What to produce:
Check each line of the records below for the word "amount" and copy those where it appears.

+++++

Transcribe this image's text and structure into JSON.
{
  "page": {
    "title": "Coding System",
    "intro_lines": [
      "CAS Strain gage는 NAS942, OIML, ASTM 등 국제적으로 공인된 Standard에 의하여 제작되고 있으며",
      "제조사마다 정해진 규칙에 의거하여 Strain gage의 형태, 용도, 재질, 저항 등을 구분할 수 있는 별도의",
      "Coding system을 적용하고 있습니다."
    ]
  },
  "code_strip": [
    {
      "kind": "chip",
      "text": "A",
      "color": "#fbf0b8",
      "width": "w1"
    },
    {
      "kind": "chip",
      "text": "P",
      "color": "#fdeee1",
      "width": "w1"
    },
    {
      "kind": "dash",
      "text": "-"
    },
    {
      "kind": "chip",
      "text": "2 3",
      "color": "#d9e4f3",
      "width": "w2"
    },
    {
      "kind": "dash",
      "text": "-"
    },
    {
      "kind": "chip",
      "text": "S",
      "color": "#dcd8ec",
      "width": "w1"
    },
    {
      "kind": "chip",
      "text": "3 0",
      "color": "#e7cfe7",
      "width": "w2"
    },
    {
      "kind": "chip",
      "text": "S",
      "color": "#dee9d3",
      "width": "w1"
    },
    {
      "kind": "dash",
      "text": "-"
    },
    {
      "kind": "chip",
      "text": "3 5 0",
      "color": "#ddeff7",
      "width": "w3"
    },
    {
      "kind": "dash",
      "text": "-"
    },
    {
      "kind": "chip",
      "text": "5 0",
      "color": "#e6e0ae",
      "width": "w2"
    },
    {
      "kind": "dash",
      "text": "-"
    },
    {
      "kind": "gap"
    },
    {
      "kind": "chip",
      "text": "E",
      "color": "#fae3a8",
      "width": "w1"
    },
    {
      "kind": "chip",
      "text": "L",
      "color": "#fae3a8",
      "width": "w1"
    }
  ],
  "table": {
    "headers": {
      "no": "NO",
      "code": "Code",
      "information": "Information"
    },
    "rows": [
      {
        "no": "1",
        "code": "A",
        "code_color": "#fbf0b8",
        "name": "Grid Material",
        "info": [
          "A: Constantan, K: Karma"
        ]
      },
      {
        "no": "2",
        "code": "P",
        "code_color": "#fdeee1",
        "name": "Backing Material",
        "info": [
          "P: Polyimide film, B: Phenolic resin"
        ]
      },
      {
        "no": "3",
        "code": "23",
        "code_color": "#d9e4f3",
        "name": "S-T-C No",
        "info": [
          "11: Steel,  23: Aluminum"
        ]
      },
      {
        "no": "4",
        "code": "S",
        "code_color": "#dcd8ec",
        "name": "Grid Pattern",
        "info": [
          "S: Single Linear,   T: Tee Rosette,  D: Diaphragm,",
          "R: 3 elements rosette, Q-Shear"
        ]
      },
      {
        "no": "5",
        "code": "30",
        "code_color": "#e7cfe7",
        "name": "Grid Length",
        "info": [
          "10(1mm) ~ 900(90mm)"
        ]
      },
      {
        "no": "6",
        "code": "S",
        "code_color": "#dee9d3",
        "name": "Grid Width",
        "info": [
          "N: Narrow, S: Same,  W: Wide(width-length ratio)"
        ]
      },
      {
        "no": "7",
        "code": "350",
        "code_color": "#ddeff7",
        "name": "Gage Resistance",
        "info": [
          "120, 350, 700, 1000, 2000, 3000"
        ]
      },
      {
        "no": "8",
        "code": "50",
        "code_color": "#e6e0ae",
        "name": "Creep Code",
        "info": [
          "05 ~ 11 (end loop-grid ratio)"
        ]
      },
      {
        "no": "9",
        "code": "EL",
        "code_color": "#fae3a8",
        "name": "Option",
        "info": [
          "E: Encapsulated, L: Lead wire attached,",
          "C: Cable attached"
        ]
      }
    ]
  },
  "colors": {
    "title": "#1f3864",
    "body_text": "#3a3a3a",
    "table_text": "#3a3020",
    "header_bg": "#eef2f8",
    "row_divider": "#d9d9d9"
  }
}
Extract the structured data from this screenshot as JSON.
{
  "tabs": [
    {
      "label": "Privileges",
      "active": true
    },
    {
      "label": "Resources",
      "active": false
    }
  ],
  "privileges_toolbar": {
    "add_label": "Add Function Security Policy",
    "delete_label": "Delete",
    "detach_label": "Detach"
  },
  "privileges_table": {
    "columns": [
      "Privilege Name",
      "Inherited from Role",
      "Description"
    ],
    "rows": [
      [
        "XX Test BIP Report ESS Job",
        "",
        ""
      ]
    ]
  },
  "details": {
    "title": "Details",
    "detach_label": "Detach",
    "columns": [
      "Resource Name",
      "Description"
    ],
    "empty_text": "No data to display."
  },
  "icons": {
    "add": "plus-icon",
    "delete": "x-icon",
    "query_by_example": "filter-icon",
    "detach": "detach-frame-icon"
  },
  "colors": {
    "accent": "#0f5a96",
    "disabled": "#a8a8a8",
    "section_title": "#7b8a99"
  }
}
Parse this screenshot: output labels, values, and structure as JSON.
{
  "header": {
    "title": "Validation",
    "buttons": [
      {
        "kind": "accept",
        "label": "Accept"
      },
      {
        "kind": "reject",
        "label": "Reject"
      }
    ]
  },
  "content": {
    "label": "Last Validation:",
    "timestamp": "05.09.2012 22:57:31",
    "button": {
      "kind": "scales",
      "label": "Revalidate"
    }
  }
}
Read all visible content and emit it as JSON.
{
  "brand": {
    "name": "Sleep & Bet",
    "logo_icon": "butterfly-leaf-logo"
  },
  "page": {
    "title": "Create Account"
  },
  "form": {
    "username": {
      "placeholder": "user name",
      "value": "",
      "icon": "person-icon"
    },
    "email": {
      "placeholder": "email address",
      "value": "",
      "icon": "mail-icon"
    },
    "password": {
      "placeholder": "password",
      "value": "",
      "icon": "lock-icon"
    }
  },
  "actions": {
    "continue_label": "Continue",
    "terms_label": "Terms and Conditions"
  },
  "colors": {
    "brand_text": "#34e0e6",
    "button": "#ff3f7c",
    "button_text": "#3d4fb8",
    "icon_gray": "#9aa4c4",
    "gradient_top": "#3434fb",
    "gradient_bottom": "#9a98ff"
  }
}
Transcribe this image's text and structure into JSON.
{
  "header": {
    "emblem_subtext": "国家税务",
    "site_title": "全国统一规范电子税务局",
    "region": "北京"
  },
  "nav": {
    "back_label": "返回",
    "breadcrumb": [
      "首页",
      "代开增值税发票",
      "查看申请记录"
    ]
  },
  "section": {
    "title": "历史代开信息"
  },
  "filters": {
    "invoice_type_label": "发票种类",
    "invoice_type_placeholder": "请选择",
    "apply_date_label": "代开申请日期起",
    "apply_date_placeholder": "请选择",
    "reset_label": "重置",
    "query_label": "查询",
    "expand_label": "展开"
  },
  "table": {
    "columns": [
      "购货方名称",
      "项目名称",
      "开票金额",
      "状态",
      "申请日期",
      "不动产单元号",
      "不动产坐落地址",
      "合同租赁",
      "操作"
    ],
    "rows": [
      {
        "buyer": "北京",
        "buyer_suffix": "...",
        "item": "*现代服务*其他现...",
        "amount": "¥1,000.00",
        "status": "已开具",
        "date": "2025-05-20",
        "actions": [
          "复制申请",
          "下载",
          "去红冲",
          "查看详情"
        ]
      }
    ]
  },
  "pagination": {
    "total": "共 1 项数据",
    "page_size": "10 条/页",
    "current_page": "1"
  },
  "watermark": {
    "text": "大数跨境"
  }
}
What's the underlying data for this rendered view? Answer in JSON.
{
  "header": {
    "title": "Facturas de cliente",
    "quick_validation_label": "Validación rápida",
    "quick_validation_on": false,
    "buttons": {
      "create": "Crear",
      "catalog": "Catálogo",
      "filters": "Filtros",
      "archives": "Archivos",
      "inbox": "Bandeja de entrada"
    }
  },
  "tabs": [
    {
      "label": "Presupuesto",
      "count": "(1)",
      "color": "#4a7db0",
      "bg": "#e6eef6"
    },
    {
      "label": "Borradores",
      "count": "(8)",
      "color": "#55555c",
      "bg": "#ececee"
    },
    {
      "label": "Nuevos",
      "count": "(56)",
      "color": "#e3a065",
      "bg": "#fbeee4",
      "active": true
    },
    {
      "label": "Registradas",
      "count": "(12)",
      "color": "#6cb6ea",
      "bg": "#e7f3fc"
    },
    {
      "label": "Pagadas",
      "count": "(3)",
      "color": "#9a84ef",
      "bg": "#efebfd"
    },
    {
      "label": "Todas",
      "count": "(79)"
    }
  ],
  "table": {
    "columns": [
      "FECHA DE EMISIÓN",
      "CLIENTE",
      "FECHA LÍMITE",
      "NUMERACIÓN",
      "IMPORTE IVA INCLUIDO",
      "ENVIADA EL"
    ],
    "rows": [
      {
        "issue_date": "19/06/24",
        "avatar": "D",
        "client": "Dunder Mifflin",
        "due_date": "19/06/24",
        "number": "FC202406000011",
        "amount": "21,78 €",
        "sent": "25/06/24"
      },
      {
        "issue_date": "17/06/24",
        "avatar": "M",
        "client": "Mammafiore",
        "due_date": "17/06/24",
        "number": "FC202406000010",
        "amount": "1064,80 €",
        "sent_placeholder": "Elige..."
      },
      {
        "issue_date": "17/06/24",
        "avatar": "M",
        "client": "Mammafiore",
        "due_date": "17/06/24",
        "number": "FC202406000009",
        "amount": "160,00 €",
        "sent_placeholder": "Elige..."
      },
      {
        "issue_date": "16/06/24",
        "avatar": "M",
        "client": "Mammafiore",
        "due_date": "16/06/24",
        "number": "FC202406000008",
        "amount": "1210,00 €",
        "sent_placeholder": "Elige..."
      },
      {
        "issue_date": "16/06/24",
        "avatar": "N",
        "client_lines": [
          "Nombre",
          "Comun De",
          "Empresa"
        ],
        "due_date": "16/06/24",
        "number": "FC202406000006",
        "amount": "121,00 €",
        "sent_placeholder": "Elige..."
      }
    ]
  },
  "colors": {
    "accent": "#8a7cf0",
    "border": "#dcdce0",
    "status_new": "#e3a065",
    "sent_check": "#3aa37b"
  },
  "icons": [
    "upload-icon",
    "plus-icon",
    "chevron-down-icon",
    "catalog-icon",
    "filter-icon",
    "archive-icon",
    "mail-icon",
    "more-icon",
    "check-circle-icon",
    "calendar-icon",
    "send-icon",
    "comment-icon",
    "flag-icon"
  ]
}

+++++

Reply:
        "amount": "¥1,000.00",
        "amount": "21,78 €",
        "amount": "1064,80 €",
        "amount": "160,00 €",
        "amount": "1210,00 €",
        "amount": "121,00 €",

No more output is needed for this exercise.